- **Problem to solve**: Would you return the material below exactly, with no line left out?

-- Dataset excerpts follows --

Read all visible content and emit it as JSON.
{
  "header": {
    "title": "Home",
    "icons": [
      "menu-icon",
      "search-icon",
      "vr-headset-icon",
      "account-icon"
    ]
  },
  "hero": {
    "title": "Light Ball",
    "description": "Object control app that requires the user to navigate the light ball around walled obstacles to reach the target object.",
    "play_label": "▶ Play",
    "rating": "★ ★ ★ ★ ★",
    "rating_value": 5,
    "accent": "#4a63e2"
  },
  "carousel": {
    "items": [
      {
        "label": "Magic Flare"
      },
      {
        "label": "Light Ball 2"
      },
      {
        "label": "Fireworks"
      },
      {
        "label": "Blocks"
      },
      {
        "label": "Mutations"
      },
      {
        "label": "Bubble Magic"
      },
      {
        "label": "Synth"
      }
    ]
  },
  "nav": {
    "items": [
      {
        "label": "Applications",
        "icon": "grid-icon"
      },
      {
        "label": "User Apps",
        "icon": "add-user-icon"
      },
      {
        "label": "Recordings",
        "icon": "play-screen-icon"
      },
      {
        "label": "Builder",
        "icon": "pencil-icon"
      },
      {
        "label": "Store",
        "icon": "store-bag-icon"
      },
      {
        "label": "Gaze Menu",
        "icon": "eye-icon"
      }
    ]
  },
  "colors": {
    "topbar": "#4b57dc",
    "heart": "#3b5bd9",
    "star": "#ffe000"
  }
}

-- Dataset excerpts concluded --

- **Completed exercise**:
Read all visible content and emit it as JSON.
{
  "header": {
    "title": "Home",
    "icons": [
      "menu-icon",
      "search-icon",
      "vr-headset-icon",
      "account-icon"
    ]
  },
  "hero": {
    "title": "Light Ball",
    "description": "Object control app that requires the user to navigate the light ball around walled obstacles to reach the target object.",
    "play_label": "▶ Play",
    "rating": "★ ★ ★ ★ ★",
    "rating_value": 5,
    "accent": "#4a63e2"
  },
  "carousel": {
    "items": [
      {
        "label": "Magic Flare"
      },
      {
        "label": "Light Ball 2"
      },
      {
        "label": "Fireworks"
      },
      {
        "label": "Blocks"
      },
      {
        "label": "Mutations"
      },
      {
        "label": "Bubble Magic"
      },
      {
        "label": "Synth"
      }
    ]
  },
  "nav": {
    "items": [
      {
        "label": "Applications",
        "icon": "grid-icon"
      },
      {
        "label": "User Apps",
        "icon": "add-user-icon"
      },
      {
        "label": "Recordings",
        "icon": "play-screen-icon"
      },
      {
        "label": "Builder",
        "icon": "pencil-icon"
      },
      {
        "label": "Store",
        "icon": "store-bag-icon"
      },
      {
        "label": "Gaze Menu",
        "icon": "eye-icon"
      }
    ]
  },
  "colors": {
    "topbar": "#4b57dc",
    "heart": "#3b5bd9",
    "star": "#ffe000"
  }
}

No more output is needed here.